–Dave De Jesus, who had the courage and tenacity, to sue the great white liberals at the Washington Post for race discrimination after his Caucasian boss fired him abruptly without cause or warning after nearly 20 years of impeccable work as a WaPo ad salesman. He should be an inspiration to everyone about how to weather indignities and injustices without wallowing in self-pity or succumbing to debilitating hatred.
–A certain scary little Jewish girl who shared her column with me for eight months, spending countless hours editing my stories. Very few people in Washington would do something like that.
–The Media Research Center board members who apparently contacted MRC president Brent Bozell after I told them he and Newsbusters.com editor Tim Graham were ignoring the Ed Schultz scandal. Graham, who probably deep-sixed the story because he resents Betsy Rothstein mocking him unmercifully, published an item on the lawsuit the next day.
–The tanning salon that gave me a discounted one year membership so I could finally qualify for Ben Smith’s fellowship program for “journalists of color.”
–Daily Beast writer and former New York Daily News gossip columnist Lloyd Grove. In his Daily News item on my story that Ralph Nader called himself a “nigger” in a speech (yes, you read that correctly) Grove dubbed me the Washington Gadfly.
–My good friend from summer camp with whom I just re-united (through a postal mail letter with my Daily Caller articles, not Facebook!)
He taught me the glories of inciting racial tensions by asking our Latino counselor if he belonged to the notorious Puerto Rican terrorist group FALN. (Name withheld so he is not forced to attend workplace racial sensitivity seminars.)

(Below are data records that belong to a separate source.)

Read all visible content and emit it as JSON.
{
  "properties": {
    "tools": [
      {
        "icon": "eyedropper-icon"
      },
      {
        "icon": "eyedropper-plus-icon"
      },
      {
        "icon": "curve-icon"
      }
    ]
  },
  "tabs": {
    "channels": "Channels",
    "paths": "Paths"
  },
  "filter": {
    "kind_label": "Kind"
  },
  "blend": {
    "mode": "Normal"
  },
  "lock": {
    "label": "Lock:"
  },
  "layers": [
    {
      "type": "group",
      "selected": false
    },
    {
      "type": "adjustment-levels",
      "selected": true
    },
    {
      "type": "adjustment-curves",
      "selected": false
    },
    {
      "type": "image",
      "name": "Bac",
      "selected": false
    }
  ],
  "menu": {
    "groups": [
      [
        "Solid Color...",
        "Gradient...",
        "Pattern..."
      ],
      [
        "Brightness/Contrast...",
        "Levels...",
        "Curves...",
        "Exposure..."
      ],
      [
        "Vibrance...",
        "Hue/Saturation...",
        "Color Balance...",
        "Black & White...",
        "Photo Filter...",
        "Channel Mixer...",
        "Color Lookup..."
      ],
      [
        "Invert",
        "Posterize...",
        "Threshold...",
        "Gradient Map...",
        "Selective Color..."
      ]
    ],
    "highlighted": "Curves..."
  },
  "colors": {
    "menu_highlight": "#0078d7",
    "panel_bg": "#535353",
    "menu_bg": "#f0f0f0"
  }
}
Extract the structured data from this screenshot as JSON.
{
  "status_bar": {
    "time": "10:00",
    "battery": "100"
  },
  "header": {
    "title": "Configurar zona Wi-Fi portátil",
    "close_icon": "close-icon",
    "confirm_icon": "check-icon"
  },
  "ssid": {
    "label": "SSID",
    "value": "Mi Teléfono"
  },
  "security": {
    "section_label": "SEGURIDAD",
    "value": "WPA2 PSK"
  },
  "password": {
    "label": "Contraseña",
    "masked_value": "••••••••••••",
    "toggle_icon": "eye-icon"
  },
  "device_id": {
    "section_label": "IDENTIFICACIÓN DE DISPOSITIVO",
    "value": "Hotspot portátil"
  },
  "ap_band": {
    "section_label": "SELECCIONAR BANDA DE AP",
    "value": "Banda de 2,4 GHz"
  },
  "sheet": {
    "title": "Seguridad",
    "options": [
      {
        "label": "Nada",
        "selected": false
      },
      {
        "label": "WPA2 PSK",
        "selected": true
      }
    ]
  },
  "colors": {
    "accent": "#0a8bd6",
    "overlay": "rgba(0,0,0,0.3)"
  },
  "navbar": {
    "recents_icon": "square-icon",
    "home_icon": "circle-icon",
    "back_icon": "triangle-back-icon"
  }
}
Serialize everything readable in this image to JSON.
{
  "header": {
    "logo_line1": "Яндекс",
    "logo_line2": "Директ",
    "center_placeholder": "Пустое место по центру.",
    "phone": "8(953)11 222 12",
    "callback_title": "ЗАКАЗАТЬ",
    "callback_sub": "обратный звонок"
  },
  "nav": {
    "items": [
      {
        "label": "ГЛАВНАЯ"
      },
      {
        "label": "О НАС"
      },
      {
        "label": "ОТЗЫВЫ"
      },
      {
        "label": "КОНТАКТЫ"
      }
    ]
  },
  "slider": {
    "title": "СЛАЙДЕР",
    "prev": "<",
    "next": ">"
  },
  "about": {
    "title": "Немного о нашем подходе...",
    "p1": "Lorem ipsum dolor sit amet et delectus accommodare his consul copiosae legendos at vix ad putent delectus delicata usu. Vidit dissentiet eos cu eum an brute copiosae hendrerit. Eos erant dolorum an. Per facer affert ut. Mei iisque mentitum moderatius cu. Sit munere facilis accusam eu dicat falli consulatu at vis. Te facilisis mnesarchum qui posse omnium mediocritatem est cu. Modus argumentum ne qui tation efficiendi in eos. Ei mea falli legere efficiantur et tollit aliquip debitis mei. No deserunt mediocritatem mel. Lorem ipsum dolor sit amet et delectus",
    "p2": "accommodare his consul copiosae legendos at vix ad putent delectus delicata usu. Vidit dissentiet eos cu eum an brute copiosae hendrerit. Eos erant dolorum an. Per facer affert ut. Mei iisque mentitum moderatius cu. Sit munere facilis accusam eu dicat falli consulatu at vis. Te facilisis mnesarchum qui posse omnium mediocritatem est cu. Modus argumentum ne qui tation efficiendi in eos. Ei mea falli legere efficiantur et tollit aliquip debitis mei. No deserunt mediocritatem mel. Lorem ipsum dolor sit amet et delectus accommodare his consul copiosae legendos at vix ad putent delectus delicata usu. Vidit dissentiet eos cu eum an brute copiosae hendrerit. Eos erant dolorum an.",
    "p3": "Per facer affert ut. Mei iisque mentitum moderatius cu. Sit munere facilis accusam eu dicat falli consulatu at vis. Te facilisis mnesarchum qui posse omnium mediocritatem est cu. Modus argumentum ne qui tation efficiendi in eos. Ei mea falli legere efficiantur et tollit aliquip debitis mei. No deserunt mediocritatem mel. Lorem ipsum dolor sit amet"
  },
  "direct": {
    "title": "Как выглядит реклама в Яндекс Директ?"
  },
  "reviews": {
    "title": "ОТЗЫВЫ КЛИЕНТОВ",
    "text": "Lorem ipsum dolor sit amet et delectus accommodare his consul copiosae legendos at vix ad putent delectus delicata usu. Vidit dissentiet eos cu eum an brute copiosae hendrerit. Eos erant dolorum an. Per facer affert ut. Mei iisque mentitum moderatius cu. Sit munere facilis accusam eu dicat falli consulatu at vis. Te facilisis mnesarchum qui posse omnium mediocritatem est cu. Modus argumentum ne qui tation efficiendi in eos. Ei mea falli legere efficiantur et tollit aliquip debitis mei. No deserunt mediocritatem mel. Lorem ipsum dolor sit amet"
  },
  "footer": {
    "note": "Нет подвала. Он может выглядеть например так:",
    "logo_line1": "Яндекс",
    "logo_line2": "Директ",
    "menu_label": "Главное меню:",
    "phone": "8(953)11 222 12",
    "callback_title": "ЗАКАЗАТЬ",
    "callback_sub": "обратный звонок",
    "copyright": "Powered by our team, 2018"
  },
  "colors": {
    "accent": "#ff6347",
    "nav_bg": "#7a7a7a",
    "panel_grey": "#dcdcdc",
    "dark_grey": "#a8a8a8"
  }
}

–My grandmother Ruth Goldstock, who introduced me to the wider world and the battle between good and evil, when I was only in elementary school. She told me stories about the founding of Israel, the rise of Hitler, the Holocaust, Pearl Harbor and the New Deal. They were so vivid somebody listening might have thought she had lived through these events.
But she experienced them all from afar in the New York City area. Bobbum, as I called her, had never even been to Israel, Washington or anywhere outside the United States, except Italy in 1969.
–My grandfather Louis Goldstock, who taught me the importance of self-sacrifice and fealty. On a less lofty note, he told great jokes.
I just used money she left me to buy the video camera that I have used for ambush interviews of Marty Baron and Al Sharpton, with plenty more on the way.
–The liberal-leaning Washington lawyer who spends lots of time talking to me off the record for legal stories, which is crucial to me getting the facts and analysis correct.
Most people in DC don’t help reporters without some kind of personal gain. Plus, he, she or it (that is my attempt at trans sensitivity) is all the more cool because h/s/i does not mind that many of these articles are liberal hit pieces.
–My mother and father, who are the best parents anybody could possibly have.
I got my creativity and curiosity from my mother. My father, basically an old-style Democratic from the days before weirdos took over the party, is responsible for my indifference to liberal pieties.
Plus, they are very cute.